[ABOUT THIS TASK]: Reproduce the entries exactly as they appear below.
━━━━━ AVAILABLE DATA ━━━━━
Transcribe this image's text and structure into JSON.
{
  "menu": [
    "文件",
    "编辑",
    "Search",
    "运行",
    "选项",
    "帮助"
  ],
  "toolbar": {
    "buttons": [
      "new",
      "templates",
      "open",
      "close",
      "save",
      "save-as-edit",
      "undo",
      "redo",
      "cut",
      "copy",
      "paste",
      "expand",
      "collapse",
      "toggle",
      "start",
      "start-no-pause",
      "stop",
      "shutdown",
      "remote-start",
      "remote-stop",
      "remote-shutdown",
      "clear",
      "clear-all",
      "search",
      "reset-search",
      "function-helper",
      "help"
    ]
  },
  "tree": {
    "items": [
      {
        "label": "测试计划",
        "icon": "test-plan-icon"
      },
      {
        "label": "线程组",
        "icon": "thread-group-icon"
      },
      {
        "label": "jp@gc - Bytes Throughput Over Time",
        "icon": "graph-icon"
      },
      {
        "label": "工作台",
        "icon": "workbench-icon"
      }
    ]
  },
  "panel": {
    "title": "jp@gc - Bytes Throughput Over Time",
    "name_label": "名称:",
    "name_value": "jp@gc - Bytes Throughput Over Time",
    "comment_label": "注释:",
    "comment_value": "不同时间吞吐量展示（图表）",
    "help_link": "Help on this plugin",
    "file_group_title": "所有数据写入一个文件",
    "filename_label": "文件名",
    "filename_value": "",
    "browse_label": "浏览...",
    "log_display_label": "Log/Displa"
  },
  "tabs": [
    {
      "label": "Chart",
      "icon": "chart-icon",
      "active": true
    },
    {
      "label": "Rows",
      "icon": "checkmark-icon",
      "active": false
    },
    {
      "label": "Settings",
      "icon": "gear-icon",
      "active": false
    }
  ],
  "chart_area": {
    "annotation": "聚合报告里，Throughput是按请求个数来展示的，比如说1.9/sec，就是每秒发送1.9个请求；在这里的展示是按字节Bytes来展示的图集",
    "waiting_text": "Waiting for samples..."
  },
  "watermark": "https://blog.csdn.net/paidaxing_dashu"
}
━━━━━
[RESULT]:
Transcribe this image's text and structure into JSON.
{
  "menu": [
    "文件",
    "编辑",
    "Search",
    "运行",
    "选项",
    "帮助"
  ],
  "toolbar": {
    "buttons": [
      "new",
      "templates",
      "open",
      "close",
      "save",
      "save-as-edit",
      "undo",
      "redo",
      "cut",
      "copy",
      "paste",
      "expand",
      "collapse",
      "toggle",
      "start",
      "start-no-pause",
      "stop",
      "shutdown",
      "remote-start",
      "remote-stop",
      "remote-shutdown",
      "clear",
      "clear-all",
      "search",
      "reset-search",
      "function-helper",
      "help"
    ]
  },
  "tree": {
    "items": [
      {
        "label": "测试计划",
        "icon": "test-plan-icon"
      },
      {
        "label": "线程组",
        "icon": "thread-group-icon"
      },
      {
        "label": "jp@gc - Bytes Throughput Over Time",
        "icon": "graph-icon"
      },
      {
        "label": "工作台",
        "icon": "workbench-icon"
      }
    ]
  },
  "panel": {
    "title": "jp@gc - Bytes Throughput Over Time",
    "name_label": "名称:",
    "name_value": "jp@gc - Bytes Throughput Over Time",
    "comment_label": "注释:",
    "comment_value": "不同时间吞吐量展示（图表）",
    "help_link": "Help on this plugin",
    "file_group_title": "所有数据写入一个文件",
    "filename_label": "文件名",
    "filename_value": "",
    "browse_label": "浏览...",
    "log_display_label": "Log/Displa"
  },
  "tabs": [
    {
      "label": "Chart",
      "icon": "chart-icon",
      "active": true
    },
    {
      "label": "Rows",
      "icon": "checkmark-icon",
      "active": false
    },
    {
      "label": "Settings",
      "icon": "gear-icon",
      "active": false
    }
  ],
  "chart_area": {
    "annotation": "聚合报告里，Throughput是按请求个数来展示的，比如说1.9/sec，就是每秒发送1.9个请求；在这里的展示是按字节Bytes来展示的图集",
    "waiting_text": "Waiting for samples..."
  },
  "watermark": "https://blog.csdn.net/paidaxing_dashu"
}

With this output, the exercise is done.